Such a move would be a "clear slap in the face of the German government," Carsten Brzeski, economist at ING Belgium, said earlier this week when the first rumours of Weber's exit emerged.
The 53-year-old Weber, seen as a hardliner on ECB policy and practice, was in pole position and apparently enjoying solid government backing in the race to succeed Frenchman Jean-Claude Trichet in October up to now.
Trichet's successor would be only the third person to head the ECB, the world's most powerful central bank after the US Federal Reserve, setting interest rates for some 330 million people in 17 nations.
The first person to be in charge of monetary policy for most of Europe from the heights of a sky-scraper in Germany's financial centre Frankfurt was a Dutchman, the late Wim Duisenberg.
The head of the European Commission is Portuguese, the European Union's president a Belgian and its foreign policy chief is British - Jose Manuel Barroso, Herman Van Rompuy and Catherine Ashton, respectively.
By not pushing for one its own in any of these positions, Europe's economic powerhouse was widely seen as having its eye on the ECB presidency instead.
"Over the last years, the German government was often left behind when international top jobs were filled," ING's Brzeski said.
"It always looked as if the entire focus was on securing the next ECB presidency, with Weber as the ideal candidate."
Weber getting the job would also have enabled Merkel to have Germany's interests be heard even more loudly and clearly just as the ECB scrambles to cope with a crisis that has shaken the eurozone to its very foundations.
Last year, Greece and Ireland were forced to go cap in hand for bailouts worth tens of billions of euros and investors fear that Belgium, Portugal and the much larger Spain and even Italy could be next.
The bailouts for Greece and Ireland forced Merkel to put astronomical amounts of German taxpayers' money on the table to guarantee debt sold by Athens and Dublin.
This has gone down badly with German voters and Merkel, who faces the first of seven state elections in 2011 on February 20, has set as its price fiscal austerity and much closer economic and fiscal cooperation in Europe.
But Weber has ruffled feathers in recent months with attacks on the ECB's contribution to fighting the crisis, the purchase of €76.5 billion worth of government bonds.
According to media reports, a lack of backing from Berlin gave him cold feet on going for the ECB job.
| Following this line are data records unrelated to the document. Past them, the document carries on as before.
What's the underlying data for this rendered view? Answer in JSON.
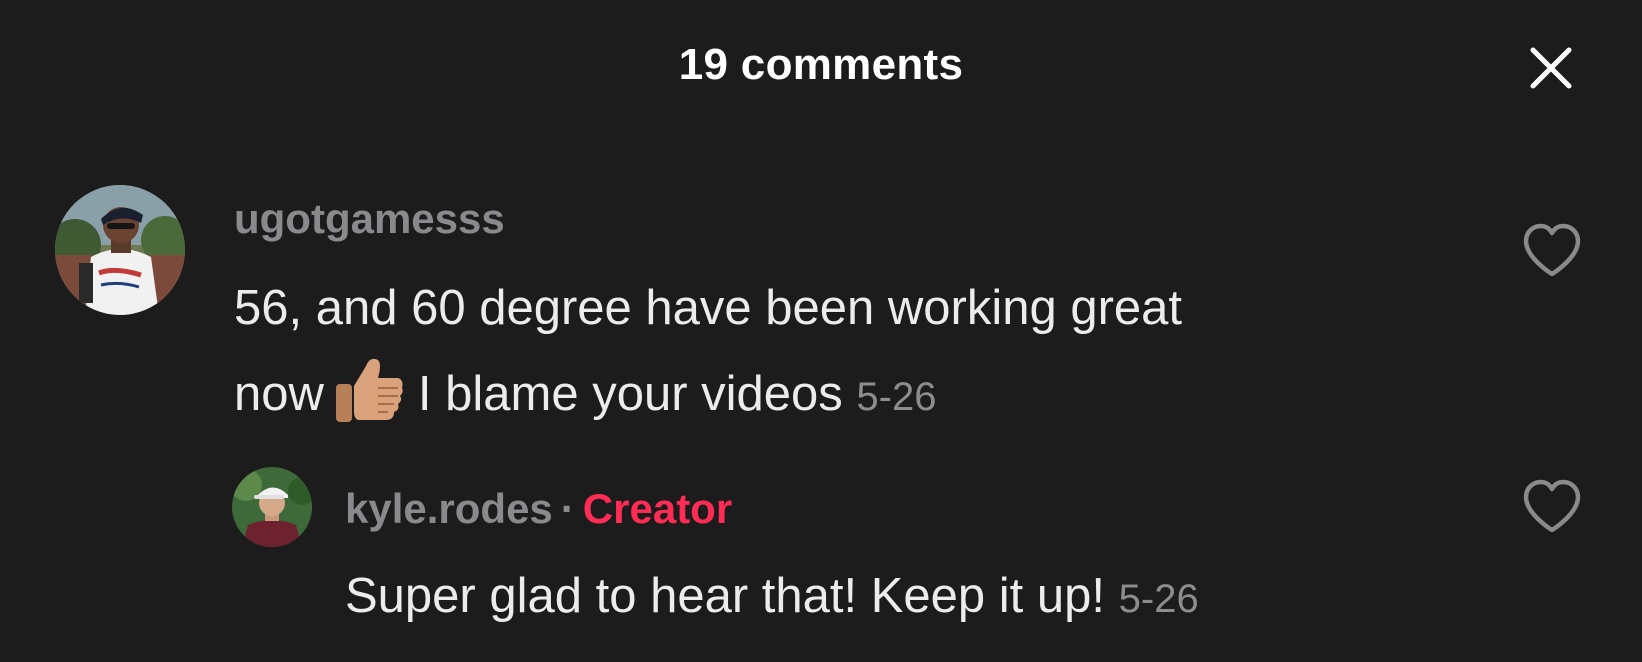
{
  "header": {
    "title": "19 comments"
  },
  "comments": [
    {
      "username": "ugotgamesss",
      "text_line1": "56, and 60 degree have been working great",
      "text_line2_before": "now",
      "emoji": "thumbs-up-medium-skin-tone",
      "text_line2_after": "I blame your videos",
      "timestamp": "5-26",
      "avatar_icon": "user-avatar-baseball-player"
    }
  ],
  "replies": [
    {
      "username": "kyle.rodes",
      "separator": "·",
      "badge": "Creator",
      "text": "Super glad to hear that! Keep it up!",
      "timestamp": "5-26",
      "avatar_icon": "user-avatar-man-white-cap"
    }
  ],
  "colors": {
    "background": "#1c1c1d",
    "primary_text": "#ececec",
    "secondary_text": "#8a8a8d",
    "creator_badge": "#fe2c55"
  }
}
He is now rumoured to be considering a quieter life in a lucrative job at Deutsche Bank, Germany's biggest private bank.
And with only around eight months until Trichet steps down, Berlin does not have an obvious candidate to parachute in as Weber's replacement.
The German most widely touted so far, Klaus Regling, who heads the eurozone's rescue fund, has no central bank experience.
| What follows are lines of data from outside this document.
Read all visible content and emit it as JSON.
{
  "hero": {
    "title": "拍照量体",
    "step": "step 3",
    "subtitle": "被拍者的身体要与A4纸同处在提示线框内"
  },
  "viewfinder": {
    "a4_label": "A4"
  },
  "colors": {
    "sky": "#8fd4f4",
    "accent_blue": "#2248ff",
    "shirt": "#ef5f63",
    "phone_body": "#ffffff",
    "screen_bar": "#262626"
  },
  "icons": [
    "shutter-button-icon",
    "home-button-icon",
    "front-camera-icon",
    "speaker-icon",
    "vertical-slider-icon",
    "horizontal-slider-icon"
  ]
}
"A strong hand and high profile candidate is required to successfully take the ECB forward and out of the exceptional current policy," LBG economist Kenneth Broux said.
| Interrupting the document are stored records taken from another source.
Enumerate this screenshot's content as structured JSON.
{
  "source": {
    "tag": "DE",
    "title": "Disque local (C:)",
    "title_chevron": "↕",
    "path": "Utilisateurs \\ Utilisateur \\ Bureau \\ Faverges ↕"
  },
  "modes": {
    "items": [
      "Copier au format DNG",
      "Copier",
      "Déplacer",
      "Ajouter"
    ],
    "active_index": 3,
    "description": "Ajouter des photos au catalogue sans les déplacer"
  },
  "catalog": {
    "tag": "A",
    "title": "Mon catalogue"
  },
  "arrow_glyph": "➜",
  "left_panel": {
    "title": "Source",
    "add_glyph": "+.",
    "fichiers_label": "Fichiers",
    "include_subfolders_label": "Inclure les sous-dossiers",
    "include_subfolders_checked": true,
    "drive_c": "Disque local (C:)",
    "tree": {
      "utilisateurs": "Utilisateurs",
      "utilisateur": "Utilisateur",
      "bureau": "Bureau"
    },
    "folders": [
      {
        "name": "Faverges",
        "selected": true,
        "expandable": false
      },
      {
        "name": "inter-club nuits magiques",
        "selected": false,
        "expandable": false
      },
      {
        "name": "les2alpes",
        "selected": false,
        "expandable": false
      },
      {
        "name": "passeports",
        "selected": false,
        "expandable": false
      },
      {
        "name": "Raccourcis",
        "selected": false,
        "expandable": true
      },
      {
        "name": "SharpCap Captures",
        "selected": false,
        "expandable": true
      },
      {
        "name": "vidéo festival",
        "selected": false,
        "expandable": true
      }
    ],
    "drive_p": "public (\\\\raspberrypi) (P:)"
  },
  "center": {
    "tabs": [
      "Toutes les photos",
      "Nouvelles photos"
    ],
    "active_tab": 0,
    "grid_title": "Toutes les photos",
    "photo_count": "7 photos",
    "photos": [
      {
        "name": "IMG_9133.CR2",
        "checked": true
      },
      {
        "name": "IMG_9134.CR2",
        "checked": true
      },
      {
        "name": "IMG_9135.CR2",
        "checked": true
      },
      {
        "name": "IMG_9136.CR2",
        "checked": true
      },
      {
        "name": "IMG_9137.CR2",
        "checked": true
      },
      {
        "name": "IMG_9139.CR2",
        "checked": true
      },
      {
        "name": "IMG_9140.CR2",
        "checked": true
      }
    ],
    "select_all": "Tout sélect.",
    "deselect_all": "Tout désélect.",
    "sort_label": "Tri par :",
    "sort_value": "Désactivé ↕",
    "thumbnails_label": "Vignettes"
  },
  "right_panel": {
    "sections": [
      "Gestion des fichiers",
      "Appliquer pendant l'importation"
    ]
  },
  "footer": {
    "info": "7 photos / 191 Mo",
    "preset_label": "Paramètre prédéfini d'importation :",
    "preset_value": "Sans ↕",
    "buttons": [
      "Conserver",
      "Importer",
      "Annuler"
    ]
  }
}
"I think the market would not simply accept that an outsider gets the job."